[Items from a data source]
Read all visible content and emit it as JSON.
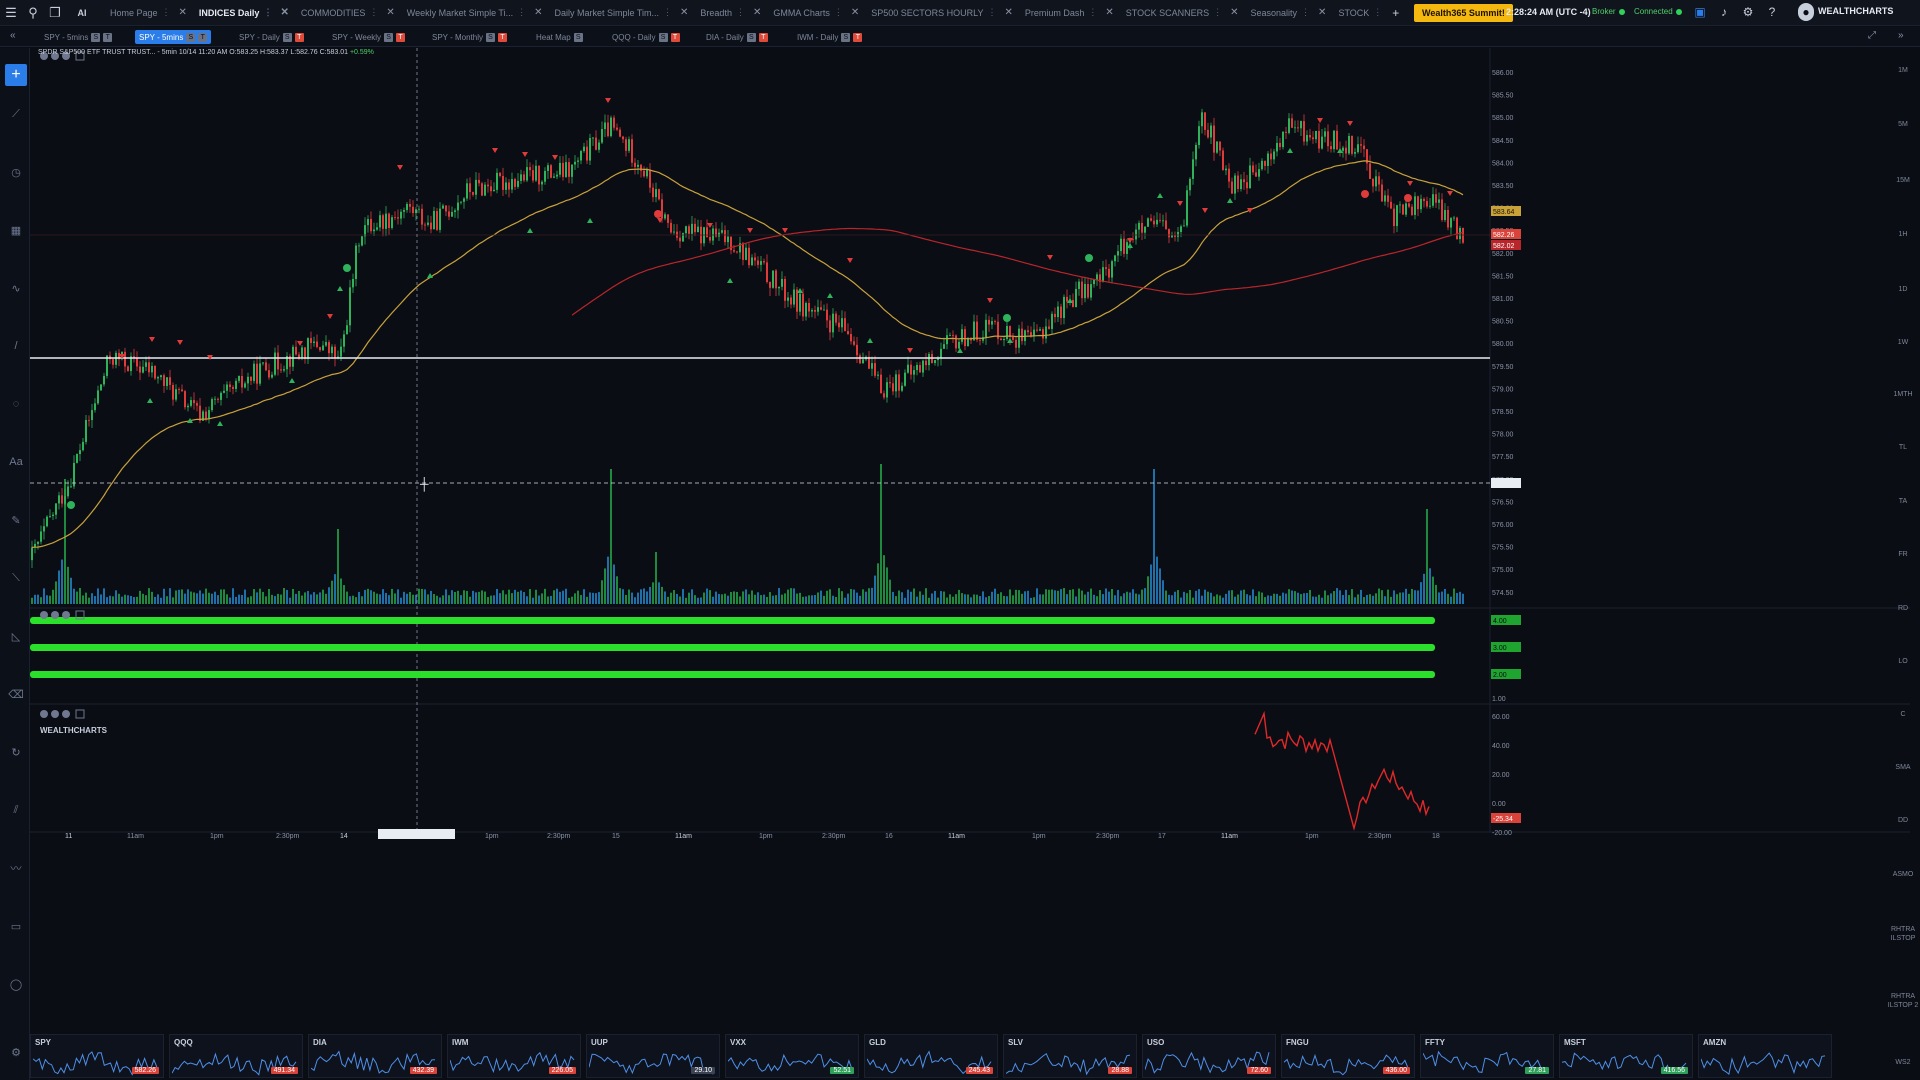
{
  "topbar": {
    "tabs": [
      {
        "label": "Home Page",
        "active": false
      },
      {
        "label": "INDICES Daily",
        "active": true
      },
      {
        "label": "COMMODITIES",
        "active": false
      },
      {
        "label": "Weekly Market Simple Ti...",
        "active": false
      },
      {
        "label": "Daily Market Simple Tim...",
        "active": false
      },
      {
        "label": "Breadth",
        "active": false
      },
      {
        "label": "GMMA Charts",
        "active": false
      },
      {
        "label": "SP500 SECTORS HOURLY",
        "active": false
      },
      {
        "label": "Premium Dash",
        "active": false
      },
      {
        "label": "STOCK SCANNERS",
        "active": false
      },
      {
        "label": "Seasonality",
        "active": false
      },
      {
        "label": "STOCK",
        "active": false
      }
    ],
    "summit_button": "Wealth365 Summit!",
    "clock": "2:28:24 AM  (UTC -4)",
    "broker": "Broker",
    "connected": "Connected",
    "brand": "WEALTHCHARTS"
  },
  "chart_tabs": [
    {
      "label": "SPY - 5mins",
      "active": false
    },
    {
      "label": "SPY - 5mins",
      "active": true
    },
    {
      "label": "SPY - Daily",
      "active": false
    },
    {
      "label": "SPY - Weekly",
      "active": false
    },
    {
      "label": "SPY - Monthly",
      "active": false
    },
    {
      "label": "Heat Map",
      "active": false
    },
    {
      "label": "QQQ - Daily",
      "active": false
    },
    {
      "label": "DIA - Daily",
      "active": false
    },
    {
      "label": "IWM - Daily",
      "active": false
    }
  ],
  "legend": {
    "text": "SPDR S&P500 ETF TRUST TRUST... - 5min  10/14 11:20 AM  O:583.25 H:583.37 L:582.76 C:583.01",
    "change": "+0.59%"
  },
  "pane_watermark": "WEALTHCHARTS",
  "price_axis": [
    "586.00",
    "585.50",
    "585.00",
    "584.50",
    "584.00",
    "583.50",
    "583.00",
    "582.50",
    "582.00",
    "581.50",
    "581.00",
    "580.50",
    "580.00",
    "579.50",
    "579.00",
    "578.50",
    "578.00",
    "577.50",
    "577.00",
    "576.50",
    "576.00",
    "575.50",
    "575.00",
    "574.50"
  ],
  "price_tags": {
    "last": "582.26",
    "sma": "582.02",
    "ema": "583.64"
  },
  "osc_tags": [
    "4.00",
    "3.00",
    "2.00"
  ],
  "osc_axis": {
    "top": "1.00"
  },
  "bottom_axis": [
    "60.00",
    "40.00",
    "20.00",
    "0.00",
    "-20.00"
  ],
  "bottom_tag": "-25.34",
  "time_axis": [
    "11",
    "11am",
    "1pm",
    "2:30pm",
    "14",
    "1pm",
    "2:30pm",
    "15",
    "11am",
    "1pm",
    "2:30pm",
    "16",
    "11am",
    "1pm",
    "2:30pm",
    "17",
    "11am",
    "1pm",
    "2:30pm",
    "18"
  ],
  "right_labels": [
    "1M",
    "5M",
    "15M",
    "1H",
    "1D",
    "1W",
    "1MTH",
    "TL",
    "TA",
    "FR",
    "RD",
    "LO",
    "C",
    "SMA",
    "DD",
    "ASMO",
    "RHTRA ILSTOP",
    "RHTRA ILSTOP 2",
    "WS2"
  ],
  "tickers": [
    {
      "name": "SPY",
      "price": "582.26",
      "dir": "down"
    },
    {
      "name": "QQQ",
      "price": "491.34",
      "dir": "down"
    },
    {
      "name": "DIA",
      "price": "432.39",
      "dir": "down"
    },
    {
      "name": "IWM",
      "price": "226.05",
      "dir": "down"
    },
    {
      "name": "UUP",
      "price": "29.10",
      "dir": "neutral"
    },
    {
      "name": "VXX",
      "price": "52.51",
      "dir": "up"
    },
    {
      "name": "GLD",
      "price": "245.43",
      "dir": "down"
    },
    {
      "name": "SLV",
      "price": "28.88",
      "dir": "down"
    },
    {
      "name": "USO",
      "price": "72.60",
      "dir": "down"
    },
    {
      "name": "FNGU",
      "price": "436.00",
      "dir": "down"
    },
    {
      "name": "FFTY",
      "price": "27.81",
      "dir": "up"
    },
    {
      "name": "MSFT",
      "price": "416.56",
      "dir": "up"
    },
    {
      "name": "AMZN",
      "price": "",
      "dir": "neutral"
    }
  ],
  "colors": {
    "bull": "#2fb35a",
    "bear": "#e03b3b",
    "ema": "#c9a23a",
    "sma": "#b8262b",
    "osc": "#2be02b",
    "bg": "#0a0d14"
  }
}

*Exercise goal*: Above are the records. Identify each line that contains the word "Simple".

*Result*:
        "label": "Weekly Market Simple Ti...",
        "label": "Daily Market Simple Tim...",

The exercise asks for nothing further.